The company faced recent scrutiny when an unidentified delivery driver was caught on camera eating food meant for a customer. It goes without saying that skimming a few bites off the top of a meal and putting it back in the to-go bag as if nothing was touched is both reprehensible and disgusting. But, on a deeper level, it forces critics to consider how the operation is being run as a whole. In order to successfully expand, they’ll have to take a more active role in not only distancing themselves but actively combatting bad eggs within their company.
Another major hurdle Zomato’s international restaurant database will inevitably have to overcome is its lack of name recognition among westerners. Unfortunately, it’s not doing much stylistically to stand out from its competitors and create a “look” of its own.
Despite the negatives surrounding Zomato’s branding and PR, they’ve actually got a fairly strong social media presence. With 120K Instagram followers, Zomato boasts double the audience of main competitors like Yelp and Grubhub. Furthermore, they’ve got millions of additional followers on major circuits like Twitter and Facebook.
Taking a look at their advertising outlets, they all look clean and sterile. In fact, many of the images that they utilize are borderline generic stock photography. While inoffensive, it fails to grab attention long term. Their food photography is a textbook example of how boring things can get if the rules are never broken.

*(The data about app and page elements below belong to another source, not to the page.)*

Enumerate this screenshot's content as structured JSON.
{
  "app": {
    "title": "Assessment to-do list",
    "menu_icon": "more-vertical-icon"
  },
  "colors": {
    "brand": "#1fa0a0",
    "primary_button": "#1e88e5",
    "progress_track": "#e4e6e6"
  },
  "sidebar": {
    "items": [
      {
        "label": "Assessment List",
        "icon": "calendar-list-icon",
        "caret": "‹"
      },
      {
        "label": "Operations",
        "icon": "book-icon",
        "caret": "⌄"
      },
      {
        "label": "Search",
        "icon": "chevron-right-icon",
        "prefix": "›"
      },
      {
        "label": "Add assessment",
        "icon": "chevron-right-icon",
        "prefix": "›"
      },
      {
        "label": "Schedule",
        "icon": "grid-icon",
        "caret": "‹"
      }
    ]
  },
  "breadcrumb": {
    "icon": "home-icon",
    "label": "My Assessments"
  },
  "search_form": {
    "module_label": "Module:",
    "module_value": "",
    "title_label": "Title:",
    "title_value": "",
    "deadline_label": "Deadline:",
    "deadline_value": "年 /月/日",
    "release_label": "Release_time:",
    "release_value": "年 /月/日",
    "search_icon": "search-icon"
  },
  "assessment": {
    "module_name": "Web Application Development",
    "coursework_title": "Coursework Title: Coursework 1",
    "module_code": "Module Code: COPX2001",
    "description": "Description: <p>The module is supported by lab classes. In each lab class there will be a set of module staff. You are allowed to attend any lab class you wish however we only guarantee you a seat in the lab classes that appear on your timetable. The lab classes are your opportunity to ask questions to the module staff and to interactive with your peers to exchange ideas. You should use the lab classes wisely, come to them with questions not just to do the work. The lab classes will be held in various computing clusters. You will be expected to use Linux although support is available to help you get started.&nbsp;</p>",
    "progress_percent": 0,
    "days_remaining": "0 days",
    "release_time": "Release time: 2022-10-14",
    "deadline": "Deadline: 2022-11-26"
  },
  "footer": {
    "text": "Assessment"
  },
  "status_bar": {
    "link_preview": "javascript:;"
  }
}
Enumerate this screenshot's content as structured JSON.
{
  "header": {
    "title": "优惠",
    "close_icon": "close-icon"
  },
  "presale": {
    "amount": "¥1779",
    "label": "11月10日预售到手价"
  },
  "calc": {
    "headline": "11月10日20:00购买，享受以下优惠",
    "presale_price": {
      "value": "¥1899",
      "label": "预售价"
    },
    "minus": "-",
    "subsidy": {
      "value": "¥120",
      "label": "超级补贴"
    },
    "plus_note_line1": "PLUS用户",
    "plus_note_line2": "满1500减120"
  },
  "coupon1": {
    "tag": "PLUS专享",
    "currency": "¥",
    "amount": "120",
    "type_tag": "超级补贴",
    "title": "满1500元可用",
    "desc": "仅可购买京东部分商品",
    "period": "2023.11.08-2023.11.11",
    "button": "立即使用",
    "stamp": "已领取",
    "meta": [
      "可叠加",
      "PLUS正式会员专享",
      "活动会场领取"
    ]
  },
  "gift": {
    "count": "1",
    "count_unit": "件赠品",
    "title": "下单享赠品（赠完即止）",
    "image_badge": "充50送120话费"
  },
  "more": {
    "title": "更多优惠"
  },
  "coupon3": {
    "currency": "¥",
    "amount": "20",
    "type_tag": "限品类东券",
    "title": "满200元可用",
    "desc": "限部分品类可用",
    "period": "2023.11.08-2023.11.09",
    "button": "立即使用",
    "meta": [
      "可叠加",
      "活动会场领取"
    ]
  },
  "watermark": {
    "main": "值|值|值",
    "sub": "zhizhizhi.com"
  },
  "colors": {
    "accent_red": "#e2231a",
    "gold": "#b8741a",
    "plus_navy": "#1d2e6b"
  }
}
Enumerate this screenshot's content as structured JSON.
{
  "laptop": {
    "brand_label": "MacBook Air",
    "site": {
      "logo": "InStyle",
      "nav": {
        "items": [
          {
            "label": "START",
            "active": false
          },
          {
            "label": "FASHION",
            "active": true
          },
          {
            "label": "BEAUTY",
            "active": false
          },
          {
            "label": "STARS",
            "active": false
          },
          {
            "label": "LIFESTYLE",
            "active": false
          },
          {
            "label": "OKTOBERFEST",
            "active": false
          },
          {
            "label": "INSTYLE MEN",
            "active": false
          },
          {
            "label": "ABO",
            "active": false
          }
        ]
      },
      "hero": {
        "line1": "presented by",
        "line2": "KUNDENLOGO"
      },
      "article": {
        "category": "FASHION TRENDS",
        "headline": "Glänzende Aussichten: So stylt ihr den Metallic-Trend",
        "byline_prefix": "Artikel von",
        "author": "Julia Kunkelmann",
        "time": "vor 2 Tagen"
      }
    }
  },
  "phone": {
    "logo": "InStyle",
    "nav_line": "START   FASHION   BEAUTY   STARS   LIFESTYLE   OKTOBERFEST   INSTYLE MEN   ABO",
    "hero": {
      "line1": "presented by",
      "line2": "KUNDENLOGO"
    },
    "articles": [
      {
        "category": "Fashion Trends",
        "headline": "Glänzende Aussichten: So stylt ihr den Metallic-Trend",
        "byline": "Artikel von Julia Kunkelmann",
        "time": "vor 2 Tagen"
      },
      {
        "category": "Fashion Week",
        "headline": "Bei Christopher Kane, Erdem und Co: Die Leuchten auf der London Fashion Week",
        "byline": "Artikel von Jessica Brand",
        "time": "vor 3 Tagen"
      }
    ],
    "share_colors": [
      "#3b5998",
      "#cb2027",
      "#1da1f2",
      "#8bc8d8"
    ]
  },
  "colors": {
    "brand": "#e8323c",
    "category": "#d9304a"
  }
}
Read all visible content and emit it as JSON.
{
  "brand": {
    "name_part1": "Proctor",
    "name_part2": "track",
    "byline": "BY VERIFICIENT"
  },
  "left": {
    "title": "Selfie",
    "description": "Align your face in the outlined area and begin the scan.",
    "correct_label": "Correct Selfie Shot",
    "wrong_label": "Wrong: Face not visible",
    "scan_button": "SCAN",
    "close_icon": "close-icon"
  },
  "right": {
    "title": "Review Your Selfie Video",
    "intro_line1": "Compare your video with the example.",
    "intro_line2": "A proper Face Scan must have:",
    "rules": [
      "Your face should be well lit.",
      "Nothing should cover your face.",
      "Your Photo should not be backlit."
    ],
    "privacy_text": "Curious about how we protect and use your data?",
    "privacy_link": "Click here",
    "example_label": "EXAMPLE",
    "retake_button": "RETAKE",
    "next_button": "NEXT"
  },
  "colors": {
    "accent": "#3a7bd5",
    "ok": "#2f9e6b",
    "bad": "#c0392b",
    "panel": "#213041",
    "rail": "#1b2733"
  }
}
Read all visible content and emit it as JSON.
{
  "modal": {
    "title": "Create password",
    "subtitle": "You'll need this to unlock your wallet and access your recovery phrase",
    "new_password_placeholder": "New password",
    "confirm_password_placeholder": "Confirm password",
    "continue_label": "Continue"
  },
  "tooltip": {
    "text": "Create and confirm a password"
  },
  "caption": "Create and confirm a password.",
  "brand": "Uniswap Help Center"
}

Not all of their posts are based around stock food photos, however. In fact, some of their advertising is rather cute, clever, and catchy. Rather, the issue is that there is no consistent style or aesthetic implemented throughout. Therefore, all of the different elements uploaded onto each platform compete against one another rather than compliment. However, it seems that they’ve recently made efforts to stick to certain templates and hone in on a specific style. Nevertheless, they’re still a long way from cultivating a look or feel that immediately screams Zomato.
Without some sort of major overhaul in the way they present themselves, Zomato may never gain the traction they enjoy in India in the US and Europe. However, they may not need that market in order to succeed as a service. While they may struggle from PR woes and lack a solid brand style, people ultimately seem enticed by Zomato enough so to warrant its continued growth.
Our Score: 3
So, where exactly does Zomato fit? Is it a powerhouse capable of taking down the likes of Goliaths like Yelp? Is it another Grubhub/DoorDash wannabe? The truth of the matter is, Zomato is its own entity that draws inspiration from all of those sources. Like any company, it has its own set of flaws that it needs to work through. Some are obvious fixes, such as the brand’s lack of name recognition in some of its newer locations. Others issues will take time to work out, such as the company’s lack of risk taking in its design and photography.
Despite its downsides, Zomato’s international restaurant database is a valuable source of information. While it may not be the Kleenex or Band-Aid of its industry, the international restaurant database has found success in its own right. Whether westerners will embrace the service is yet to be seen. But, no matter the outcome, its unlikely that the hybrid eatery service will start slowing down anytime soon.